▸ **How to complete this task**
Only a number is expected: how many lines in these records mention the word "Información"?

(Data about app and page elements)
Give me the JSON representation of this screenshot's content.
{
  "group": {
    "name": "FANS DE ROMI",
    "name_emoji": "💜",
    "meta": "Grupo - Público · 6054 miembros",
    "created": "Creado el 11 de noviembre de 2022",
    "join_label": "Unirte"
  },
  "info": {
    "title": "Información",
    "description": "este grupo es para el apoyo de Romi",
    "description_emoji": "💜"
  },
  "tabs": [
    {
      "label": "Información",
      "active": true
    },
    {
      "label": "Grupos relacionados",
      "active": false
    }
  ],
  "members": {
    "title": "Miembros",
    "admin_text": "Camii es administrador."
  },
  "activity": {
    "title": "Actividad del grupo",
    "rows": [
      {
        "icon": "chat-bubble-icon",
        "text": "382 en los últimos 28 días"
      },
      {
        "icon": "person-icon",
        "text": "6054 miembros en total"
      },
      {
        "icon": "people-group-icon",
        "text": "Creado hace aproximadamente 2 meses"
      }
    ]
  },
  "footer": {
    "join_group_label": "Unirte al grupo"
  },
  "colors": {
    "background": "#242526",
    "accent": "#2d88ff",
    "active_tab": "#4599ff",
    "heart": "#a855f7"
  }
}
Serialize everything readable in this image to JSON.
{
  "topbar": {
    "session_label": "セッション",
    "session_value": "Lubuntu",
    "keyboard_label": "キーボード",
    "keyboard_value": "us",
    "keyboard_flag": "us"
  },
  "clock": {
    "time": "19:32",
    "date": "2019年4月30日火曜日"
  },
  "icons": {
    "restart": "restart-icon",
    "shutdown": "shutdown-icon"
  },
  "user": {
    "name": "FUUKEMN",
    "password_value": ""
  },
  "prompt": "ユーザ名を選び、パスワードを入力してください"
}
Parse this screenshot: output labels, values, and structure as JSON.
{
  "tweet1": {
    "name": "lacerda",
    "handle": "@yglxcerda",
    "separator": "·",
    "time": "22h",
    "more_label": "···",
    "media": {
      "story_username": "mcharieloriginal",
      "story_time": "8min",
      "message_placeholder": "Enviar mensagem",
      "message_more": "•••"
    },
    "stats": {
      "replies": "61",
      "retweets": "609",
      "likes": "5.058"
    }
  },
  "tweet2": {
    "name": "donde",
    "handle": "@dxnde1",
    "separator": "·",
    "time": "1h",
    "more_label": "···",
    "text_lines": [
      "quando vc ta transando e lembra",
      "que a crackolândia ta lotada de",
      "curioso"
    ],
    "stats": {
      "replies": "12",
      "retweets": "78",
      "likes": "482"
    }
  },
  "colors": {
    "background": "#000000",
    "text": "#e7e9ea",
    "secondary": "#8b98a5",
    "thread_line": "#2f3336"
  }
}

▸ **Exercise answer**
2